Entries taken from a collection
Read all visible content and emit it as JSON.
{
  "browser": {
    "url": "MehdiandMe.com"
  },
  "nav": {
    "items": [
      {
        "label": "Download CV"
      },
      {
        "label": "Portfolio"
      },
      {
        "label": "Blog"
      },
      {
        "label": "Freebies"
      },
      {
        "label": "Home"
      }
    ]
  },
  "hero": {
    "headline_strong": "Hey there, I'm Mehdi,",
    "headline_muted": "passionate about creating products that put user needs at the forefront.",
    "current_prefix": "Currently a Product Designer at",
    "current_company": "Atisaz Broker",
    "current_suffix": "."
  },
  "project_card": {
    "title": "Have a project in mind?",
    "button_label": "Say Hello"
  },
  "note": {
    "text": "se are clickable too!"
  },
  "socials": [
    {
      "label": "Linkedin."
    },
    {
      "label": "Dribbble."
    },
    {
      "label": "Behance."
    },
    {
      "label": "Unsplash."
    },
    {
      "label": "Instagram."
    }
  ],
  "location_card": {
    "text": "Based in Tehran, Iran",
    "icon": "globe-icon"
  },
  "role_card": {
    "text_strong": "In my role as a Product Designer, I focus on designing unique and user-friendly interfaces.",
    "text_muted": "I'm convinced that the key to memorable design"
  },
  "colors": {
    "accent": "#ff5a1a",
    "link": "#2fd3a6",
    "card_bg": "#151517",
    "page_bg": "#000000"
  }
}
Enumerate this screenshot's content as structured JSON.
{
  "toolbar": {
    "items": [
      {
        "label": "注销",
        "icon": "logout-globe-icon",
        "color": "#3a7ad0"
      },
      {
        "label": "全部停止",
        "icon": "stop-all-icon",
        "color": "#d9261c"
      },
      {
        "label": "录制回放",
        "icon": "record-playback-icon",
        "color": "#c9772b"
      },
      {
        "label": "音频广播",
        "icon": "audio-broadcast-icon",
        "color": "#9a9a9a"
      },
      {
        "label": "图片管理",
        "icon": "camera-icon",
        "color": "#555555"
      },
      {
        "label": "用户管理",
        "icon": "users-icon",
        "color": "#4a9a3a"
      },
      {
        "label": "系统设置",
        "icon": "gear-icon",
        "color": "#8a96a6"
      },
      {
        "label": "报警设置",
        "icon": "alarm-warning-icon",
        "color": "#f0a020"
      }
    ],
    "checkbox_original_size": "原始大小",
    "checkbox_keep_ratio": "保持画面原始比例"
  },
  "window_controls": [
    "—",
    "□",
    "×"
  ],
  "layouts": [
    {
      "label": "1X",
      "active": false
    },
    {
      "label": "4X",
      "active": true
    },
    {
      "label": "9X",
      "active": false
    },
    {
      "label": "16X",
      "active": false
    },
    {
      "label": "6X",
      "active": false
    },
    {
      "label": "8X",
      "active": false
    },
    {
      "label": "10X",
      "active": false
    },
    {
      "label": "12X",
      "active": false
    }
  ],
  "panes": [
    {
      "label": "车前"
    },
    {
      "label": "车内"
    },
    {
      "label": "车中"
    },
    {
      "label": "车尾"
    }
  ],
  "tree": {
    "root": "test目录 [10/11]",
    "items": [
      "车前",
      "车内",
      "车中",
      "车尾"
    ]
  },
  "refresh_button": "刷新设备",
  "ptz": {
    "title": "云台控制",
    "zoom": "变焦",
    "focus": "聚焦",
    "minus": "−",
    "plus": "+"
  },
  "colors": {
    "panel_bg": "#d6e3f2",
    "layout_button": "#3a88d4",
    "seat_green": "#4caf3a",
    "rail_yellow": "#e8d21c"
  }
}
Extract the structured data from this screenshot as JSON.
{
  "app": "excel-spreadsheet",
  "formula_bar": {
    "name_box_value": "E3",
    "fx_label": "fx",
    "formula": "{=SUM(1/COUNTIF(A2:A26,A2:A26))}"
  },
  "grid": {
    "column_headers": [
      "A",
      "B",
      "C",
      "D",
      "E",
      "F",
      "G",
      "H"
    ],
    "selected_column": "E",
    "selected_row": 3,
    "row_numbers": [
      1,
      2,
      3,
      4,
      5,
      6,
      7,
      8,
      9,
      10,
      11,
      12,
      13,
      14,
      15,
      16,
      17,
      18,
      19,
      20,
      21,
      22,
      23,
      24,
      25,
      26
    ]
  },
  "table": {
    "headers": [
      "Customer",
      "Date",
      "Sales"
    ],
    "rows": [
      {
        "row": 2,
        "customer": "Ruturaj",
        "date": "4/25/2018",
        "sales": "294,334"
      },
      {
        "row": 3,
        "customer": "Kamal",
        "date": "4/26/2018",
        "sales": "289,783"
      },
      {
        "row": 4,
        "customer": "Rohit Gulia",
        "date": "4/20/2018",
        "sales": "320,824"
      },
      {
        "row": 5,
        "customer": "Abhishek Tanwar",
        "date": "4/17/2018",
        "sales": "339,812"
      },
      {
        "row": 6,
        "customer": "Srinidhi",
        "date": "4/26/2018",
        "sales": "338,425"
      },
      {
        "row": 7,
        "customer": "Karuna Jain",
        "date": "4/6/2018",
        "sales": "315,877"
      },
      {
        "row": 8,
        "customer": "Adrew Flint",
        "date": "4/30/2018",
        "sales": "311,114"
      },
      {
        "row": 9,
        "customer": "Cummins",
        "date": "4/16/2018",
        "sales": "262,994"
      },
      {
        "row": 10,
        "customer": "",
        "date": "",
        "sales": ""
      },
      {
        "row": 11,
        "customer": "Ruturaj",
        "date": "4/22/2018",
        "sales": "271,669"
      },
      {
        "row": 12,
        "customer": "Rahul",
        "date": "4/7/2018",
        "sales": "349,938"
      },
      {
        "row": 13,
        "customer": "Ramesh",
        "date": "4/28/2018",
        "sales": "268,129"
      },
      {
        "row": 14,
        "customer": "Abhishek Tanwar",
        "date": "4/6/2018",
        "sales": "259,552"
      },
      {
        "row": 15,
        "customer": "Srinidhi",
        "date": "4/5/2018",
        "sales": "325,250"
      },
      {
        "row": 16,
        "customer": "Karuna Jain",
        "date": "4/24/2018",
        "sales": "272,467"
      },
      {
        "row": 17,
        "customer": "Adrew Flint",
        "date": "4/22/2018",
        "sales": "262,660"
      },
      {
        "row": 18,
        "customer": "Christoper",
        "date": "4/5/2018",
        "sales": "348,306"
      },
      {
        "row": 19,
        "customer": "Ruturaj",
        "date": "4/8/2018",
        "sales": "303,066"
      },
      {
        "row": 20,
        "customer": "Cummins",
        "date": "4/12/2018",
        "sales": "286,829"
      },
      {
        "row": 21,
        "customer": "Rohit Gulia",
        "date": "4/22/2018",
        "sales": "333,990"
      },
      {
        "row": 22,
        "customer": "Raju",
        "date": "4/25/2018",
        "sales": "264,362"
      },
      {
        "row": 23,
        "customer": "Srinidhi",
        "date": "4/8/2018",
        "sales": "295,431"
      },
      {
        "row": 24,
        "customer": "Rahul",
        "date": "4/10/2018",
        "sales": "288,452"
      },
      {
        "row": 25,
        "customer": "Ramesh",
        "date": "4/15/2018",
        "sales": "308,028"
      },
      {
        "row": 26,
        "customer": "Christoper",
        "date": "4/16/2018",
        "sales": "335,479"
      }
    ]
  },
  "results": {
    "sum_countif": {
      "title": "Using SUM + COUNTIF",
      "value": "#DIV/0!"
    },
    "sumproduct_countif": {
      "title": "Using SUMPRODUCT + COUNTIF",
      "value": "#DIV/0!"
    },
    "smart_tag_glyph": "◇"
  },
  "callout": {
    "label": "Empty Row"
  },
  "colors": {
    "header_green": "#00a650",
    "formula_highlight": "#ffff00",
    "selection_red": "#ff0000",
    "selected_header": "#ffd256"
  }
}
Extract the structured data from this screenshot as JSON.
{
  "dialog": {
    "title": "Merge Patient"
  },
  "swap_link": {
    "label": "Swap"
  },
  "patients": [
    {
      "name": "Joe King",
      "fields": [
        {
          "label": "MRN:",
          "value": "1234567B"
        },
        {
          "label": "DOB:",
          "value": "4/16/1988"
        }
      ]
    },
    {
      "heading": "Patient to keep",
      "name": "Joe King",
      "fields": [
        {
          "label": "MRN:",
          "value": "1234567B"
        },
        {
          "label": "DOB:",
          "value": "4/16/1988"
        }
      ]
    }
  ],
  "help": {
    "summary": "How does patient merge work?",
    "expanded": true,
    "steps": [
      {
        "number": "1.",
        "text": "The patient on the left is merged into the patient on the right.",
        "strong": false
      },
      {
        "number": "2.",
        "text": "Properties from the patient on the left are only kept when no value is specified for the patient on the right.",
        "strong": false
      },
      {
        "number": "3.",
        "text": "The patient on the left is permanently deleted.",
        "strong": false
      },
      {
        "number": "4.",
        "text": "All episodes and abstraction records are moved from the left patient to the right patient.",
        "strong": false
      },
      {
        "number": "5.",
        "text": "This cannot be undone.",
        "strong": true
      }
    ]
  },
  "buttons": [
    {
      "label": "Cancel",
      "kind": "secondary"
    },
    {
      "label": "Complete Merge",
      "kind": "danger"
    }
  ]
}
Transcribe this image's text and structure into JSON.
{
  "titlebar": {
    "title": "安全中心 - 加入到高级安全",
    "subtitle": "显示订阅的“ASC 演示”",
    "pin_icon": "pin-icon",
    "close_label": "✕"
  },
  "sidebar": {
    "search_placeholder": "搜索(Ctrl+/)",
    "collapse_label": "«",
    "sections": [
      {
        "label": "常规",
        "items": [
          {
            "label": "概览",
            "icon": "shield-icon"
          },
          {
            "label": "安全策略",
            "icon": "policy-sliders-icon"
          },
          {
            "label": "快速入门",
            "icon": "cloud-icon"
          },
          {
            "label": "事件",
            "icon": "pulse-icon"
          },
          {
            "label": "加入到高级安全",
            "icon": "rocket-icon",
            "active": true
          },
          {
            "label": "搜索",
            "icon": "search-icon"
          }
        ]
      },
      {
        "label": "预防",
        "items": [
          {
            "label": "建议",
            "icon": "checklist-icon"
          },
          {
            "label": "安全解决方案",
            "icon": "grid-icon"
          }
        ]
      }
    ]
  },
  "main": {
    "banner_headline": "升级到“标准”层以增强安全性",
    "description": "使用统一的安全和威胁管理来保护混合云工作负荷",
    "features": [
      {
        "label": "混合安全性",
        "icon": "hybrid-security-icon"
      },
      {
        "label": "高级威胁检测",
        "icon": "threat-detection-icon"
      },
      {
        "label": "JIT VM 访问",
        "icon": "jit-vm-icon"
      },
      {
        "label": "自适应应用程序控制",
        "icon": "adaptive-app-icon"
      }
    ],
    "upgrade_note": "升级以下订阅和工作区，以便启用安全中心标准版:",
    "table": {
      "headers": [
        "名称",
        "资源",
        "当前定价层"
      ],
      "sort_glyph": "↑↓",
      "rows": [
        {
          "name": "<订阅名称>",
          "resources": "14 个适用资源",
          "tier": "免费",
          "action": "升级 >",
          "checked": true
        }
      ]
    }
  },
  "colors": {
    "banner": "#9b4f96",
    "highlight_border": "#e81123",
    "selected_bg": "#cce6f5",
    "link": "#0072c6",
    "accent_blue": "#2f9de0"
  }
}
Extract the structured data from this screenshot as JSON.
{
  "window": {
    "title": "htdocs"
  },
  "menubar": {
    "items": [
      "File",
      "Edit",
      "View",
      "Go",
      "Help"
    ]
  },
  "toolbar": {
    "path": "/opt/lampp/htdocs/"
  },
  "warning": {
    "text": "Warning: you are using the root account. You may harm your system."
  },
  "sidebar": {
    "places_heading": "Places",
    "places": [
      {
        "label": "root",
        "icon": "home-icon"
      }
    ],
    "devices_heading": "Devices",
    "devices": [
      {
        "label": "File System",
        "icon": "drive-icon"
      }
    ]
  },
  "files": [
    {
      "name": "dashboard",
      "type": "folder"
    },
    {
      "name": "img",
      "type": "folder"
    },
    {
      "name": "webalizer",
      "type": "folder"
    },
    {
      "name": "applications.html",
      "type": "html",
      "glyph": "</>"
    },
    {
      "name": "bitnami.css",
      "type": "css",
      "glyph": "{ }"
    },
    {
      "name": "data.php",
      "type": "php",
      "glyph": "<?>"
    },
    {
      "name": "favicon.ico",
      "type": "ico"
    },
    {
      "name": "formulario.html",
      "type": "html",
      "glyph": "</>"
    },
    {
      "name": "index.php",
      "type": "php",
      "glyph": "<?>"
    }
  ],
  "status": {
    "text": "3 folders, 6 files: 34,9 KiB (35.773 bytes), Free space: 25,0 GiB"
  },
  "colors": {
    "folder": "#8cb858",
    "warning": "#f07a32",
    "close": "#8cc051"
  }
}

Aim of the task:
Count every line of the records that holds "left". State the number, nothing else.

Task result:
4